Orr Academy High School student Malachi Hoye speaks at an event calling for fewer suspensions and expulsions in CPS.

Representatives from the High HOPES (Healing Over the Punishment of Expulsions and Suspensions) campaign gathered at City Hall Wednesday, calling for restorative justice practices in CPS and “ending the school-to-prison pipeline,” said Lynn Morton of the parent group POWER-PAC, a member of the campaign.

High HOPES released a report that advocates replacing zero-tolerance discipline policies with restorative justice, a strategy that has never taken strong hold in CPS because of a lack of resources. 

Wednesday’s event comes a week after U.S. Secretary of Education Arne Duncan acknowledged that African American students in CPS and elsewhere around the country are more likely to be suspended than their peers.

High HOPES recommends CPS “proactively pursue a district-wide reduction in suspensions and expulsions by 40% in the coming school year” and develop a sustainable plan for implementing restorative justice in schools.

Restorative justice is a strategy that aims to build relationships and prevent violence rather than punish offenders, through strategies such as peace circles, peer juries and community service. The report cites successful programs elsewhere, such as in Cole Middle School in West Oakland, California, which introduced restorative justice in 2005 and saw an 87% decline in suspensions from 2005 to 2009. West Philadelphia High School observed a 50% decrease in suspensions and a 52% decrease in violent and serious occurrences from 2007 to 2008.

 “We want young people talking to each other, not acting violent toward each other,” said Ald. Walter Burnett, a High HOPES supporter.

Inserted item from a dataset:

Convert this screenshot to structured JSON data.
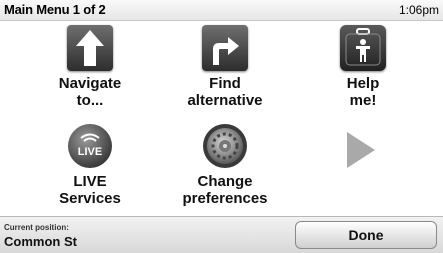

Orr Academy High School student Malachi Hoye underwent extensive training in restorative justice with the organization Blocks Together. “We have students, but we need administrators to get it off the ground,” he said, adding that after being suspended or expelled, “kids end up on the street and then never go back to school.”